Sometimes I can be like a guy. For years I convinced Jon that we didn’t need a snowblower.
I like to shovel I told him and I do. But mostly I had this idea that there was something whimpy about using a snowblower. I know the idea comes from my father. He had all kinds of rules about what real men do and don’t do.
And there was nothing better than being a man in my family.
It’s something I aspired to for years no matter how hopeless it would always be.
When I think that I was still holding onto this archaic idea even last year, I’m embarrassed. I would have called anyone a jerk who behaved the way I did. My father’s been dead for over 20 years. I guess I was still trying to prove my worth to him.
I don’t know what let me drop it this year and go along with Jon’s suggestion to get a snowblower.
But I’m so glad I did.
Today, while I shoveled off the porch, emptied the snow out of the hay feeders, and shoveled around the water bucket, Jon used the snowblower to clear all the paths on the farm. Every one. I didn’t have to shovel any of them.
That left me time and energy to go for a snowshoe in the woods with Fate and Zinnia. Something I’d much rather do than shovel snow for hours.
8 thoughts on “Bless The Snowblower”
I hear my dad’s voice in my head all the time, and he died 10+ years ago. He was an electrical engineer (went to college at night after WWII on the GI Bill) and was always telling us to disconnect lamps amd appliances by pulling the plug out of the outlet. “Don’t yank on the cord!” When I caught him in his later years yanking on the cord, I knew the end was near. When I was little I didn’t get to see him much during the work week, so I hung out with him on Saturday mornings, going to the hardware store and puttering around the garage. Still have a lot of his tools.
My father too went to school on the GI bill, but he didn’t have a family yet. It’s so interesting those mundane things that become so important to people, it in some ways define them. It sounds like you had a sweet time being around your father on the weekends. That’s nice to hear about.
Every year the shoveling got worse for us that’s why I’m glad I live in the south now.

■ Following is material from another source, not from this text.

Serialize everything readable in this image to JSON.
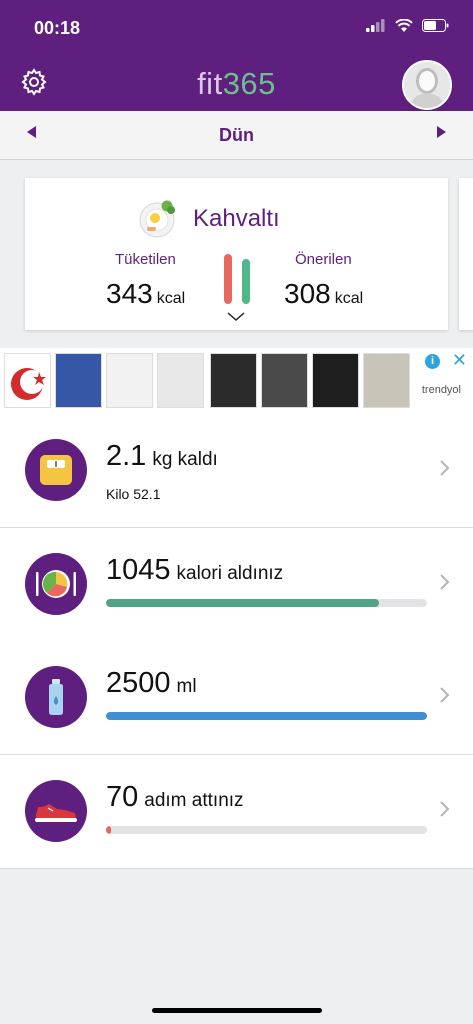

I’m very glad that you have help from Jon now. LOL
I can see living someplace sunnier yearround when I get older Uta.
I would beg him to stop by the pet store after we went to the hardware store. “We’ll just look at the puppies, Daddy. Just look!” That’s how I got my first pet, a little white bunny I named Thumper (after the rabbit in the Disney Bambi animated movie). I held him on my lap in a little paper bag on the car ride home. Dad said “Wait in the car until I tell Mom.”
That’s a classic story Jill. Makes me smile, so thanks.
Thank you for triggering these happy memories. My parents’ last few years were more than a little tough, and it’s a blessing to let my mind and heart roam back to happier times.
And thank you for sharing them Jill.